Upon my second return to Miami I continually mused over the fact that even in America there were so many different social norms from coast to coast. For me the interest was in the cultural difference rather than the awkwardness of the situation. But, I still feel awkward on occasion.
I had a discussion at a party the other day where a Cuban man could not understand a white person’s or a person from middle America’s inability to kiss on the cheek. Did she think it was a sexual overture? He tried to make a point that many would not kiss on the cheek but would then jump in the back of the car for some of the horizontal tango. It was a very weak point (and a very crazy one at that), but at its core it was a misunderstanding between two people of different social norms. I personally don’t like the Awkward Greeting Shuffle (AGS) where I lean in, but then back up and then the person I’m greeting feels awkward and leans in as well, and then we do the AGS for a few seconds, wondering how to greet while finally ending up patting each other on the back amidst nervous mutterings. However, c’est la vie. If we were all the same, it’d be boring. FO’ REALZ.
My next point of discussion comes from conversations with Asian friends, perusals 0f Asian culture on the internet and *bows her head* my over indulgence in Asian drama. If I make a point that is incorrect, feel free to correct me…with PROOF. (ie: I’m Asian, I formally study Asian culture, I live in Asia, etc.) I don’t mind being wrong, but please teach me something that’s actually useful.
Now, I know in most of Asia, greeting are more formal and unless an Asian is dealing with a westerner, touching generally doesn’t happen on the first greeting. A kiss on the cheek would be embarrassing and downright rude. In a way, however, I admire this. Rules of greeting are very strict and leave little room for uncertainty (or the AGS). It would actually be a comfort to someone such as me to know exactly how to greet someone rather than do the I’m-from-Miami-but-you’re-not-so-what-the-hell-do-I-do shuffle. Personal space is something that is just the norm (just like in North Carolina where I first humiliated myself). But everyone knows about it. If someone from Tokyo visits Kyoto you bow, say my name is, hajimemashite and/or dozo yoroshiku. Wham, bam, thank you ma’am.
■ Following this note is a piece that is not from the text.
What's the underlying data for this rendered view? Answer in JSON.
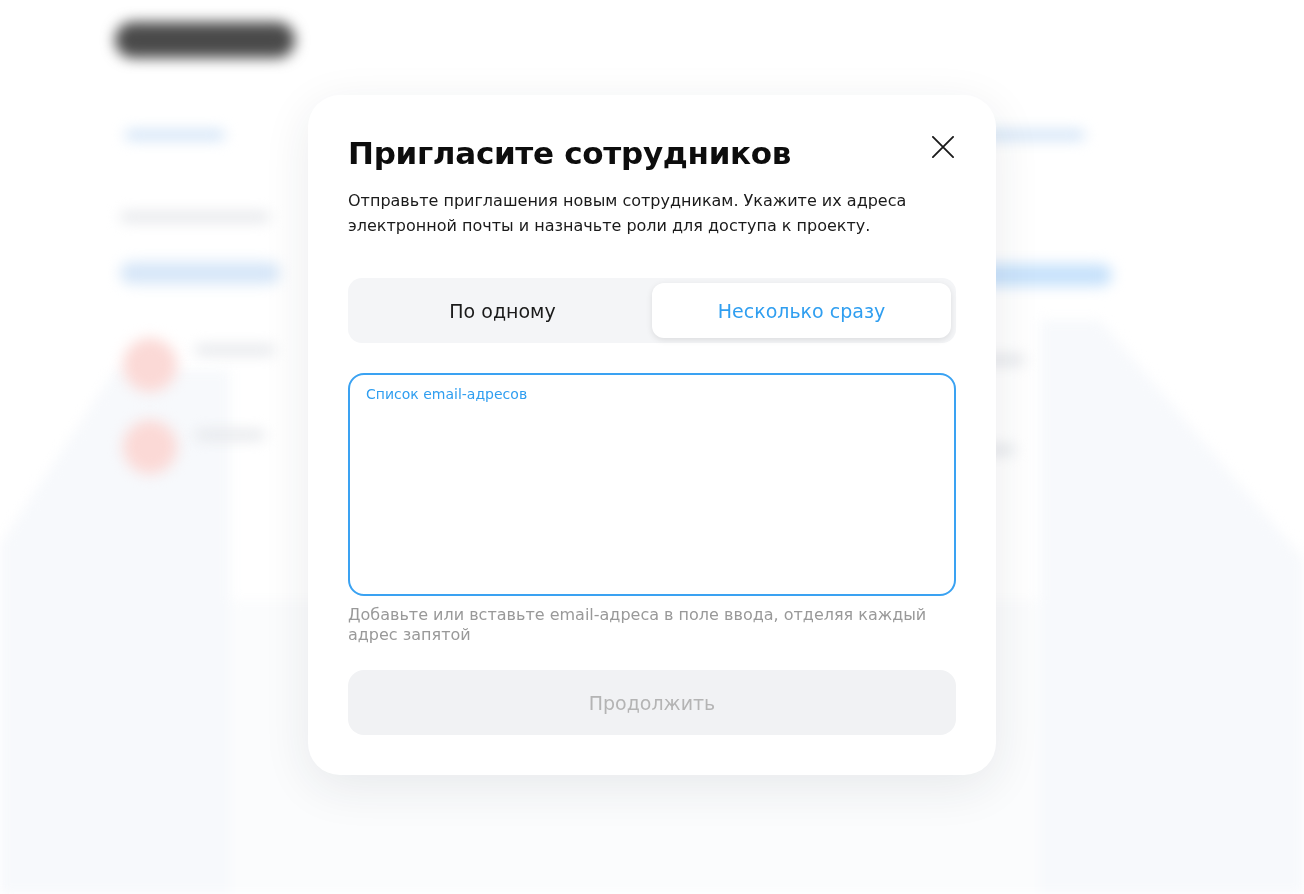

On that same note, if I travel to South America there will be kisses all around! Hooray! In the same vein as Asian culture, when you greet someone in Argentina, you give them a kiss/hug and off you are to the start of a new acquaintanceship.
The point of this long ramble is that I would really like to know how to greet people wherever I go. But in America you never know what you’re gonna get. I find it easier when I travel to places with longer histories and well-established cultures. Want me to shake your hand? Sure. Want me to bow? Great. Want a kiss (or two) on the cheek? Fo’ shizzle homes. Just let me know. ‘Cause I REALLY hate the AGS.
“Happiness is like a kiss – it feels best when you give it to someone else.”
End Rant 2.